“We the people.” The famous preamble to the U.S. Constitution begins. More recently, Ruth Bader Ginsburg, our great Supreme Court justice, said that in the minds of the founding fathers, “We the people,” certainly didn’t apply to her or to entire classes of other people.
Women and most minorities were definitely not the people.
Most people weren’t the people.
The people, I learned when I first reached Washington, D.C., were male and white. They wore identical penguin costumes. They crammed the District’s sidewalks, all of them using the same hurried gait as though they feared reaching the ocean behind their buddies.
Where were they going in their masses of dark suits, white shirts and dark ties with their stern expressions? Wherever it was, I knew I was neither invited nor welcome. Even if I dressed as they did and walked as they did, I could not be one of the people.
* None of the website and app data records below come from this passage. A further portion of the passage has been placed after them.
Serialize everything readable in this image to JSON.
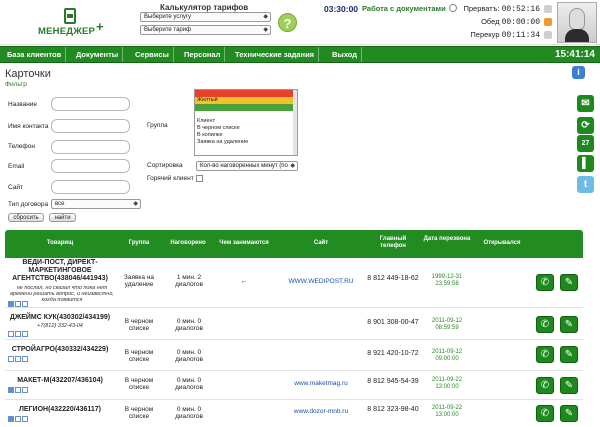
{
  "header": {
    "logo_text": "МЕНЕДЖЕР",
    "logo_plus": "+",
    "calc_title": "Калькулятор тарифов",
    "service_select": "Выберите услугу",
    "tariff_select": "Выберите тариф",
    "help_label": "?",
    "work_timer": "03:30:00",
    "work_status": "Работа с документами",
    "interrupt_label": "Прерватъ:",
    "interrupt_time": "00:52:16",
    "lunch_label": "Обед",
    "lunch_time": "00:00:00",
    "break_label": "Перекур",
    "break_time": "00:11:34"
  },
  "nav": {
    "items": [
      "База клиентов",
      "Документы",
      "Сервисы",
      "Персонал",
      "Технические задания",
      "Выход"
    ],
    "clock": "15:41:14"
  },
  "page": {
    "title": "Карточки",
    "filter_link": "Фильтр"
  },
  "filter": {
    "name_label": "Название",
    "contact_label": "Имя контакта",
    "phone_label": "Телефон",
    "email_label": "Email",
    "site_label": "Сайт",
    "group_label": "Группа",
    "group_options": [
      "Красный",
      "Желтый",
      "Зеленый",
      "",
      "Клиент",
      "В черном списке",
      "В копилке",
      "Заявка на удаление"
    ],
    "sort_label": "Сортировка",
    "sort_value": "Кол-во наговоренных минут (по",
    "hot_label": "Горячий клиент",
    "contract_label": "Тип договора",
    "contract_value": "все",
    "reset_button": "сбросить",
    "find_button": "найти"
  },
  "table": {
    "headers": {
      "company": "Товарищ",
      "group": "Группа",
      "dialed": "Наговорено",
      "doing": "Чем занимаются",
      "site": "Сайт",
      "phone": "Главный телефон",
      "date": "Дата перезвона",
      "opened": "Открывался"
    },
    "rows": [
      {
        "name": "ВЕДИ-ПОСТ, ДИРЕКТ-МАРКЕТИНГОВОЕ АГЕНТСТВО(438046/441943)",
        "note": "не послал, но сказал что пока нет времени решать вопрос, и неизвестно, когда появится",
        "group": "Заявка на удаление",
        "dialed": "1 мин. 2 диалогов",
        "doing": "←",
        "site": "WWW.WEDIPOST.RU",
        "phone": "8 812 449-18-62",
        "date": "1999-12-31 23:59:58"
      },
      {
        "name": "ДЖЕЙМС КУК(430302/434199)",
        "phone2": "+7(812) 332-43-04",
        "group": "В черном списке",
        "dialed": "0 мин. 0 диалогов",
        "doing": "",
        "site": "",
        "phone": "8 901 308-00-47",
        "date": "2011-09-12 08:59:59"
      },
      {
        "name": "СТРОЙАГРО(430332/434229)",
        "group": "В черном списке",
        "dialed": "0 мин. 0 диалогов",
        "doing": "",
        "site": "",
        "phone": "8 921 420-10-72",
        "date": "2011-09-12 09:00:00"
      },
      {
        "name": "МАКЕТ-М(432207/436104)",
        "group": "В черном списке",
        "dialed": "0 мин. 0 диалогов",
        "doing": "",
        "site": "www.maketmag.ru",
        "phone": "8 812 945-54-39",
        "date": "2011-09-22 13:00:00"
      },
      {
        "name": "ЛЕГИОН(432220/436117)",
        "group": "В черном списке",
        "dialed": "0 мин. 0 диалогов",
        "doing": "",
        "site": "www.dozor-mnb.ru",
        "phone": "8 812 323-98-40",
        "date": "2011-09-22 13:00:00"
      }
    ]
  },
  "colors": {
    "nav_green": "#218a21",
    "accent_green": "#2a7a2a",
    "link_blue": "#1a4ea8",
    "group_red": "#e8402a",
    "group_yellow": "#f3c12a",
    "group_green": "#4aa23a"
  },
  "icons": [
    "help-icon",
    "clock-icon",
    "phone-icon",
    "pencil-icon",
    "mail-icon",
    "refresh-icon",
    "calendar-icon",
    "notebook-icon",
    "twitter-icon",
    "info-icon"
  ]
}
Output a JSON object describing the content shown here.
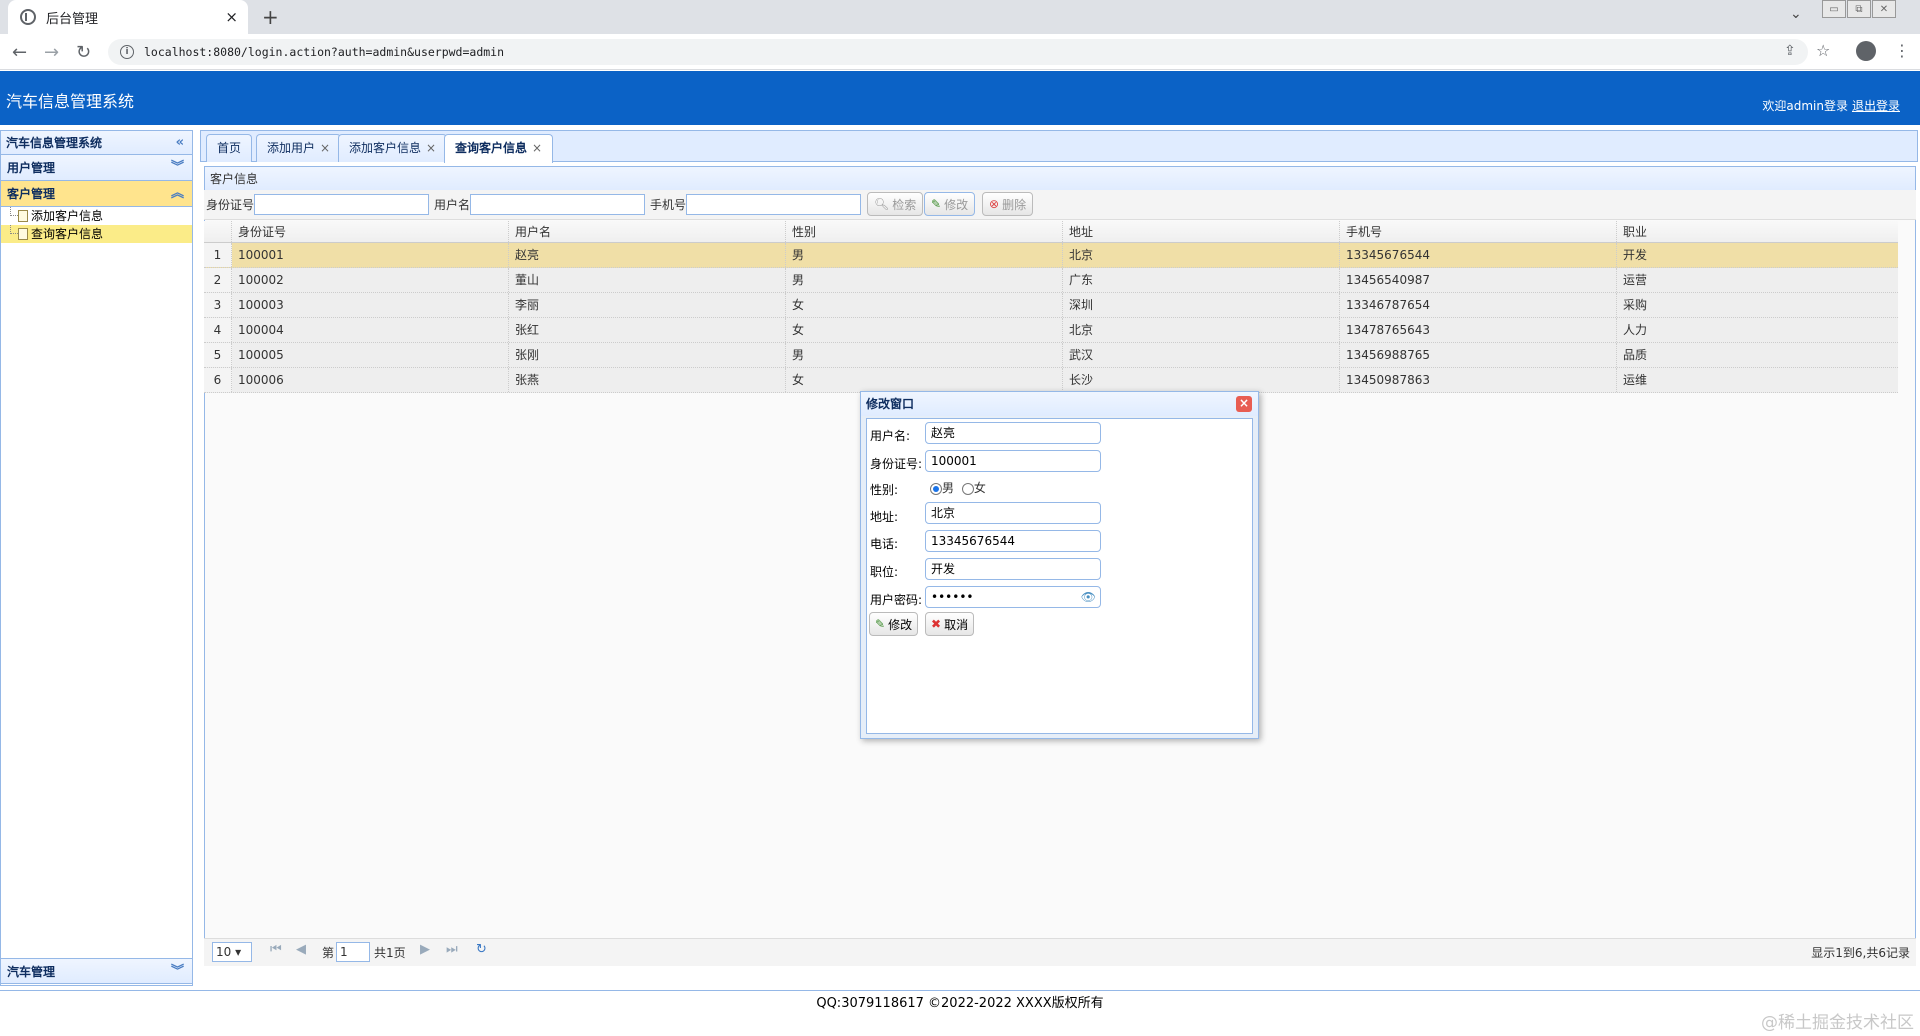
{
  "browser": {
    "tab_title": "后台管理",
    "tab_close": "×",
    "new_tab": "+",
    "url": "localhost:8080/login.action?auth=admin&userpwd=admin"
  },
  "header": {
    "title": "汽车信息管理系统",
    "welcome": "欢迎admin登录",
    "logout": "退出登录",
    "color": "#0b62c6"
  },
  "sidebar": {
    "title": "汽车信息管理系统",
    "sections": [
      {
        "label": "用户管理"
      },
      {
        "label": "客户管理",
        "items": [
          {
            "label": "添加客户信息"
          },
          {
            "label": "查询客户信息"
          }
        ]
      },
      {
        "label": "汽车管理"
      }
    ]
  },
  "tabs": [
    {
      "label": "首页"
    },
    {
      "label": "添加用户"
    },
    {
      "label": "添加客户信息"
    },
    {
      "label": "查询客户信息"
    }
  ],
  "content": {
    "panel_title": "客户信息",
    "search": {
      "id_label": "身份证号",
      "user_label": "用户名",
      "phone_label": "手机号",
      "search_btn": "检索",
      "edit_btn": "修改",
      "delete_btn": "删除"
    },
    "table": {
      "columns": [
        "身份证号",
        "用户名",
        "性别",
        "地址",
        "手机号",
        "职业"
      ],
      "rows": [
        {
          "n": "1",
          "id": "100001",
          "name": "赵亮",
          "sex": "男",
          "addr": "北京",
          "phone": "13345676544",
          "job": "开发"
        },
        {
          "n": "2",
          "id": "100002",
          "name": "董山",
          "sex": "男",
          "addr": "广东",
          "phone": "13456540987",
          "job": "运营"
        },
        {
          "n": "3",
          "id": "100003",
          "name": "李丽",
          "sex": "女",
          "addr": "深圳",
          "phone": "13346787654",
          "job": "采购"
        },
        {
          "n": "4",
          "id": "100004",
          "name": "张红",
          "sex": "女",
          "addr": "北京",
          "phone": "13478765643",
          "job": "人力"
        },
        {
          "n": "5",
          "id": "100005",
          "name": "张刚",
          "sex": "男",
          "addr": "武汉",
          "phone": "13456988765",
          "job": "品质"
        },
        {
          "n": "6",
          "id": "100006",
          "name": "张燕",
          "sex": "女",
          "addr": "长沙",
          "phone": "13450987863",
          "job": "运维"
        }
      ]
    },
    "pager": {
      "page_size": "10",
      "page_prefix": "第",
      "page_value": "1",
      "page_total": "共1页",
      "summary": "显示1到6,共6记录"
    }
  },
  "dialog": {
    "title": "修改窗口",
    "fields": {
      "name_label": "用户名:",
      "name_value": "赵亮",
      "id_label": "身份证号:",
      "id_value": "100001",
      "sex_label": "性别:",
      "sex_male": "男",
      "sex_female": "女",
      "addr_label": "地址:",
      "addr_value": "北京",
      "phone_label": "电话:",
      "phone_value": "13345676544",
      "job_label": "职位:",
      "job_value": "开发",
      "pwd_label": "用户密码:",
      "pwd_value": "••••••"
    },
    "ok_btn": "修改",
    "cancel_btn": "取消"
  },
  "footer": {
    "text": "QQ:3079118617 ©2022-2022 XXXX版权所有",
    "watermark": "@稀土掘金技术社区"
  }
}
But that wasn’t enough. We the people established a legal system guaranteeing that the rest of us could never merge with their body politic, economic or social by withholding almost all our inalienable rights like life, liberty and the pursuit of happiness.
In the years that I attended college and went job hunting, I could not get a credit card. I could not own property. Anything legal or involving money took a male co-signer.
According to the law, we women needed a man’s firm guidance. So much for liberty. And, with women as essentially chattel, our ability to pursue happiness relied on powers outside our control.
According to the law, the value of our lives could be determined pretty much any way the courts or the men in our lives determined. If we accidentally died when our husbands beat us, well ... all-male juries (our so-called peers) understood how these things happened. Remember, few women ever served on juries – until RBG.
That was how it was when RBG graduated at the top of her class from Columbia Law ... a brilliant mind, and no New York City law firm would hire her.
I was not half so smart, and my academic achievements weren’t even in the same ballpark. But, I was lucky. Sort of. I had the support of a U.S. senator, and I received a job offer, albeit offered grudgingly with a starting pay pegged way below my male colleagues’ and with caveats that severely curtailed possibilities of advancement.
That was then. Now?
Thanks in so many ways to RBG, women today don’t have to be brilliant or have influential help to find work. Thanks in large measure to RBG, the definition of the people ... is expanding to encompass all people. Thanks in no small part to her, many of the major legal obstacles to equality are gone, even if we still have a long way to go – something every Wyoming woman knows.
God bless and rest in peace, Ruth Bader Ginsberg.